Copy each line of the entries that contains the word "PREMIUM".

++++++++++

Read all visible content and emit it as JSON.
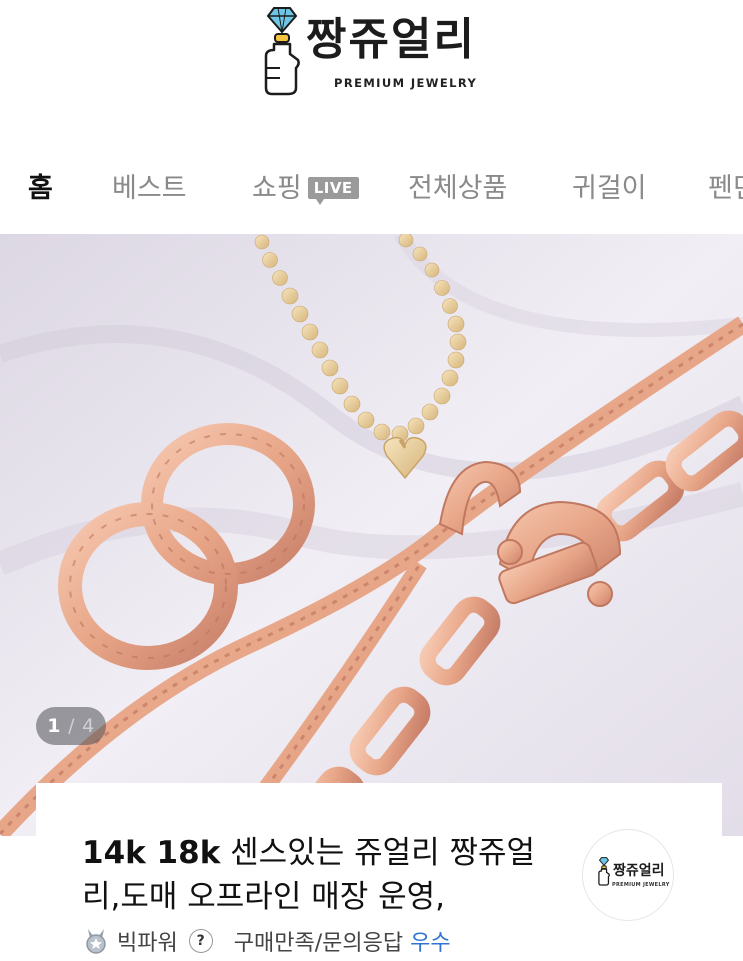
{
  "header": {
    "logo_title": "짱쥬얼리",
    "logo_subtitle": "PREMIUM JEWELRY"
  },
  "nav": {
    "items": [
      {
        "label": "홈",
        "active": true
      },
      {
        "label": "베스트",
        "active": false
      },
      {
        "label": "쇼핑",
        "active": false,
        "badge": "LIVE"
      },
      {
        "label": "전체상품",
        "active": false
      },
      {
        "label": "귀걸이",
        "active": false
      },
      {
        "label": "펜던트",
        "active": false
      }
    ]
  },
  "hero": {
    "page_current": "1",
    "page_separator": "/",
    "page_total": "4"
  },
  "card": {
    "title_bold": "14k 18k",
    "title_rest": " 센스있는 쥬얼리 짱쥬얼리,도매 오프라인 매장 운영,",
    "avatar_title": "짱쥬얼리",
    "avatar_subtitle": "PREMIUM JEWELRY",
    "badge_label": "빅파워",
    "help_symbol": "?",
    "rating_label": "구매만족/문의응답",
    "rating_value": "우수"
  },
  "colors": {
    "rating_value": "#2f74d0",
    "nav_active": "#111111",
    "nav_inactive": "#8a8a8a",
    "live_badge": "#9a9a9a",
    "rose_gold": "#e8a688"
  },
  "icons": [
    "diamond-thumb-logo-icon",
    "medal-icon",
    "help-icon"
  ]
}
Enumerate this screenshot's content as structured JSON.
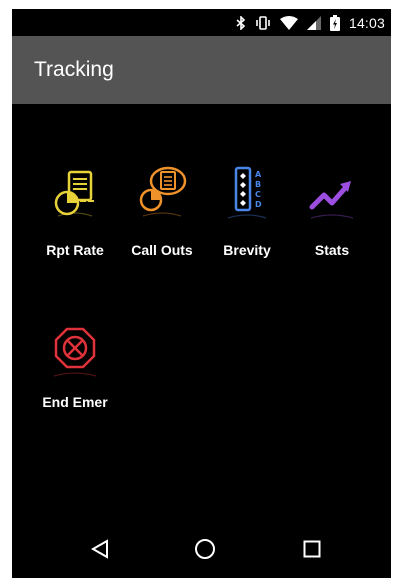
{
  "status_bar": {
    "time": "14:03",
    "icons": [
      "bluetooth-icon",
      "vibrate-icon",
      "wifi-icon",
      "signal-icon",
      "battery-icon"
    ]
  },
  "app_bar": {
    "title": "Tracking"
  },
  "tiles": [
    {
      "label": "Rpt Rate",
      "icon": "report-rate-icon",
      "color": "#e8d23a"
    },
    {
      "label": "Call Outs",
      "icon": "call-outs-icon",
      "color": "#f0922a"
    },
    {
      "label": "Brevity",
      "icon": "brevity-icon",
      "color": "#4a86e8",
      "letters": [
        "A",
        "B",
        "C",
        "D"
      ]
    },
    {
      "label": "Stats",
      "icon": "stats-icon",
      "color": "#9b4ee0"
    },
    {
      "label": "End Emer",
      "icon": "end-emergency-icon",
      "color": "#e0323a"
    }
  ],
  "nav_bar": {
    "buttons": [
      "back-icon",
      "home-icon",
      "recents-icon"
    ]
  }
}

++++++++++

* [Task result]:
    "logo_subtitle": "PREMIUM JEWELRY"
    "avatar_subtitle": "PREMIUM JEWELRY",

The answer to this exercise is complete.